According to this article in the FT.com:
Given the great popularity of hedge funds, the mystery is why more of these hybrid hedge/mutual funds have not been launched, and why they have not been more popular with investors.
Recently disappointed investors are undoubtedly attracted to these returns:
Karen Damato in the Wall Street Journal notes that:
..like hedge funds, a number of the new absolute-return funds and other hedge-like mutual funds invest in foreign currencies, commodities and option strategies as well as in stocks or bonds. Many of them buy some stocks while wagering that other stocks will fall in price by shorting them — selling borrowed shares with an eye toward replacing them later with cheaper shares. When the market outlook is grim, some have the flexibility to position their portfolios so that they will do better if stock and bond prices fall, rather than rise.
Such funds have multiplied following the boom in hedge funds themselves. It’s all largely a response to the bear market of 2000 to 2002, when many mutual-fund investors suffered steep losses but hedge funds generally delivered gains, and to this year’s flat market.
The continued popularity of these funds is in part dependent on the continued muddled equity markets. A rip-roaring bull market would undoubtedly take a big chunk out of advisor and investor interest in these funds.
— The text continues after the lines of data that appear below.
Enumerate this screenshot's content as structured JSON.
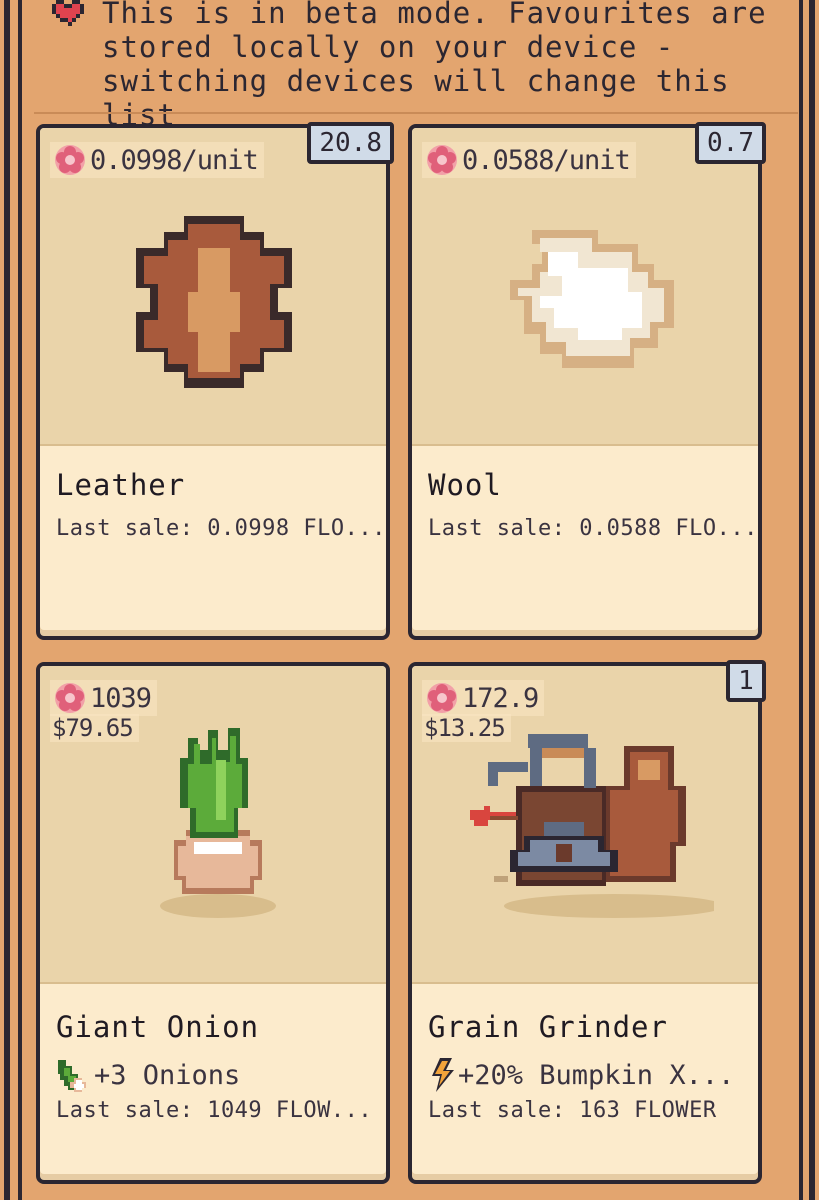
{
  "notice": {
    "icon": "heart-icon",
    "text": "This is in beta mode. Favourites are\nstored locally on your device -\nswitching devices will change this list"
  },
  "colors": {
    "background": "#e3a56f",
    "card": "#fcebcc",
    "image_area": "#ead4aa",
    "border": "#2b2631",
    "badge": "#d0dbe8"
  },
  "cards": [
    {
      "name": "Leather",
      "price": "0.0998/unit",
      "badge": "20.8",
      "last_sale": "Last sale: 0.0998 FLO...",
      "icon": "leather-icon"
    },
    {
      "name": "Wool",
      "price": "0.0588/unit",
      "badge": "0.7",
      "last_sale": "Last sale: 0.0588 FLO...",
      "icon": "wool-icon"
    },
    {
      "name": "Giant Onion",
      "price": "1039",
      "usd": "$79.65",
      "boost": "+3 Onions",
      "boost_icon": "onion-icon",
      "last_sale": "Last sale: 1049 FLOW...",
      "icon": "giant-onion-icon"
    },
    {
      "name": "Grain Grinder",
      "price": "172.9",
      "usd": "$13.25",
      "badge": "1",
      "boost": "+20% Bumpkin X...",
      "boost_icon": "lightning-icon",
      "last_sale": "Last sale: 163 FLOWER",
      "icon": "grain-grinder-icon"
    }
  ]
}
There is however a tail-wind behind these funds in terms of their structure. As more hedge fund advisors are required to register with the SEC, and the number of high-profile hedge fund blow-ups increase, the transparency of hybrid, open-end funds will become more attractive.